The concept of outdoor school is one that many school systems have adopted in recent years. We love the idea of spending time outdoors with our students, especially when we read about the schools of the prophets and Ellen White’s counsel regarding such venues for education. Outdoor school is perhaps one of the greatest gifts we can give our students to help them appreciate nature, God’s second book, and most importantly, the Creator, who has made all things in the great outdoors.
The New York Conference (NYC) has been operating a dynamic outdoor school program for many years now. Every year in early September for five days, grade 5-9 students, teachers, volunteers, and the conference administrators meet at Camp Cherokee in northern New York to conduct the outdoor school.
This year the program ran September 8-12, and was directed by Bradley Booth, superintendent of schools, and Dan Whitlow, youth director for New York Conference. A total of 82 students from seven schools and two homeschoolers attended the outdoor school. Eight teachers, 18 volunteers, and two conference administrators served as instructors for classes, recreational directors, evening leadership activities, counselors in cabins, food service preparation, maintenance, and supervisors for seventh- and eighth-grade off-campus excursions.
Bob Holbrook was the guest speaker for the outdoor school, and he also taught a class to the fifth- and sixth-graders. Holbrook has served as a youth director at many levels, and as Pathfinder director at the General Conference level (1997-2005). Currently, he is the director and curator of the Oklahoma Conference Camp Nature Center. His spiritual devotionals during outdoor school reflected his wealth of experience in nature and leadership training.
The New York Conference outdoor school program is unique because of its tandem education tracks designed for children in fifth through eighth grade. Fifth- and sixth-graders stay in camp to learn outdoor skills that teach them about nature and help them to survive in the wilderness. All activities emphasize techniques in cooperative learning in the context of an outdoor classroom.
Seventh- and eighth-graders take excursions into the wilderness to learn skills that sharpen their leadership skills, athletic abilities, and sense of team work. Wilderness activities this year included a canoe trip, backpacking, wilderness survival, mountain biking, caving, and horseback riding. All excursions into the wilderness this year were overnight trips that lasted three days, except for a horseback group that took day trips instead.
Three classes were taught by special instructors: Orienteering by Sue Hayford, Nature Drawing/Journaling by Monica Sargeant, and Exploring Forest Habitat by Bob Holbrook. A craft activity was directed each day by Debbie Livergood. The ninth-graders from our conference junior academy program worked in the kitchen, helping with food preparation for the week.
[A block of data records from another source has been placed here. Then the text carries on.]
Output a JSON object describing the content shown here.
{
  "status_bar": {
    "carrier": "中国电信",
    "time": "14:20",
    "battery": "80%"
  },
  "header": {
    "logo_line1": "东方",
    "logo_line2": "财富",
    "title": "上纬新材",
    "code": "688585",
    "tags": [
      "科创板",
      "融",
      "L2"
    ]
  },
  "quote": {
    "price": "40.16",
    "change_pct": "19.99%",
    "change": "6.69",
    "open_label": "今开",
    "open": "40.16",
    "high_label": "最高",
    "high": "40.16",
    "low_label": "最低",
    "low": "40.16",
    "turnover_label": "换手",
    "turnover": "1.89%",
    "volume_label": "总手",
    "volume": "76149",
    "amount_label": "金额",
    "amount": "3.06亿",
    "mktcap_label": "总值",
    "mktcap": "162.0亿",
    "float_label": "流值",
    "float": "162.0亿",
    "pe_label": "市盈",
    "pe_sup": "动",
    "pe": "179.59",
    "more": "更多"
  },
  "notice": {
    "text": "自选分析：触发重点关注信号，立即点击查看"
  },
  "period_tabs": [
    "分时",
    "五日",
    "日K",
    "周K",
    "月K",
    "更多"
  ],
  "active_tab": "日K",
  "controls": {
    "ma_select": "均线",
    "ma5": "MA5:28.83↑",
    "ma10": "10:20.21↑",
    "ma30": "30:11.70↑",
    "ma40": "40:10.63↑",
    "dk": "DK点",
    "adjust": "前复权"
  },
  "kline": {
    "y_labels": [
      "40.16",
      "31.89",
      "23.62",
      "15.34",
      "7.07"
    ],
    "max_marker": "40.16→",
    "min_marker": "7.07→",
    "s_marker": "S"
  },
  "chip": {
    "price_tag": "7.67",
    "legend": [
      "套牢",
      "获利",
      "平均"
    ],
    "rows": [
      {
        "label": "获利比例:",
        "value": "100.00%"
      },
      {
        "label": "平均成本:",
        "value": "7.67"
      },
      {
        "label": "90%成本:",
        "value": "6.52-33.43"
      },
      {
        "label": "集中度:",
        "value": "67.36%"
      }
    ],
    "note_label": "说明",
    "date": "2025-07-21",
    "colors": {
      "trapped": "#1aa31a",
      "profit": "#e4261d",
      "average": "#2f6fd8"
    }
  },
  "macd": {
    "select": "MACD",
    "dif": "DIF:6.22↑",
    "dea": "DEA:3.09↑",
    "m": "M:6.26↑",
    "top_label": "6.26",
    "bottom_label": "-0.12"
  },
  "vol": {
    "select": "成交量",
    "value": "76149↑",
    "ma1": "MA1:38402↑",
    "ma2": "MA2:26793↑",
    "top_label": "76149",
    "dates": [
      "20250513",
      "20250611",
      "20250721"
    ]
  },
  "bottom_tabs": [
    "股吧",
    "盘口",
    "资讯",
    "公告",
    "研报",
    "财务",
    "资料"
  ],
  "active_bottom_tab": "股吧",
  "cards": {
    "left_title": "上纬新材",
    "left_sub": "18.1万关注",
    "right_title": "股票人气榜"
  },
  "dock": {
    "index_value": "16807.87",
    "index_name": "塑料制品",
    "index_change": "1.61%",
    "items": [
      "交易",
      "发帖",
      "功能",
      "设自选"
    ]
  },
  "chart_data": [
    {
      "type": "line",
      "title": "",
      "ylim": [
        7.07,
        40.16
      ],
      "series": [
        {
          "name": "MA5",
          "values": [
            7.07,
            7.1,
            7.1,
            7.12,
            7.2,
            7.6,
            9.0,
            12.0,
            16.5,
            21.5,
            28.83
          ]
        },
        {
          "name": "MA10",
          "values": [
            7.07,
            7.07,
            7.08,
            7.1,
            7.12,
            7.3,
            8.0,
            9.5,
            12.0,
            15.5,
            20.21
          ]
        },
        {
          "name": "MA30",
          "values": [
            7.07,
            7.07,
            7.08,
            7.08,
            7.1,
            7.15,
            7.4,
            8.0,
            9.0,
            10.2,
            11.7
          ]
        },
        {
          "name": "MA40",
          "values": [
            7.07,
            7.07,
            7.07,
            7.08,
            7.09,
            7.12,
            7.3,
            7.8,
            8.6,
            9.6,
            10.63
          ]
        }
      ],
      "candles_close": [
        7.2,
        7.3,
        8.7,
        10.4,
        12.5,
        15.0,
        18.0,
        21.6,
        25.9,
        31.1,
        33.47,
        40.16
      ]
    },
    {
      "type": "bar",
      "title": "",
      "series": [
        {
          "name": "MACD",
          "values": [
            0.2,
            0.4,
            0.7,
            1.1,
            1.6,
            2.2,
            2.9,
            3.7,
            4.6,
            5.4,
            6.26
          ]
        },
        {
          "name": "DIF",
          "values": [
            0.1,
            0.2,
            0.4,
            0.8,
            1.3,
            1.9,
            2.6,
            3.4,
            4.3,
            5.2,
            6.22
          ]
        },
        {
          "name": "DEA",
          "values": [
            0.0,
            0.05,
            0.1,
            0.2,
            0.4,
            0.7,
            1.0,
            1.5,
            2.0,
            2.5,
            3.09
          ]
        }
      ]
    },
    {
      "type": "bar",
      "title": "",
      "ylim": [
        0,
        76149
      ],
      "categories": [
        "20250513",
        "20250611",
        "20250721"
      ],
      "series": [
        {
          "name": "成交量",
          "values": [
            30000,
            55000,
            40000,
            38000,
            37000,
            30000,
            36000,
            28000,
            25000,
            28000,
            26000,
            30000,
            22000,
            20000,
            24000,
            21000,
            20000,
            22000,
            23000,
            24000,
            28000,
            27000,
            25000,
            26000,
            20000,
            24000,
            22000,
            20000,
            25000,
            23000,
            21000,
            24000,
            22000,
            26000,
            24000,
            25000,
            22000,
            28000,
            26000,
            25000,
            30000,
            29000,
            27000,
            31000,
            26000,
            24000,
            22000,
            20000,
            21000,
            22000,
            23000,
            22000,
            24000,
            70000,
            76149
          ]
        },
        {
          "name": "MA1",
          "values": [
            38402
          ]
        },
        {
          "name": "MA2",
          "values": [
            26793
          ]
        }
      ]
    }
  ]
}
A special “thank you” to all the volunteers for their service at camp, and to Dan Whitlow for the use of Camp Cherokee’s facilities.
Students look forward every year to the annual outdoor school program. Younger students enjoy seeing each other for these conference-led outings, and seventh- and eighth-graders enjoy the rites of passage that come with being part of the off-campus wilderness activities. As always, the New York Conference outdoor school program enhances the education curriculum in the conference, and God is honored in the process.
Bradley Booth is the New York Conference superintendent of schools.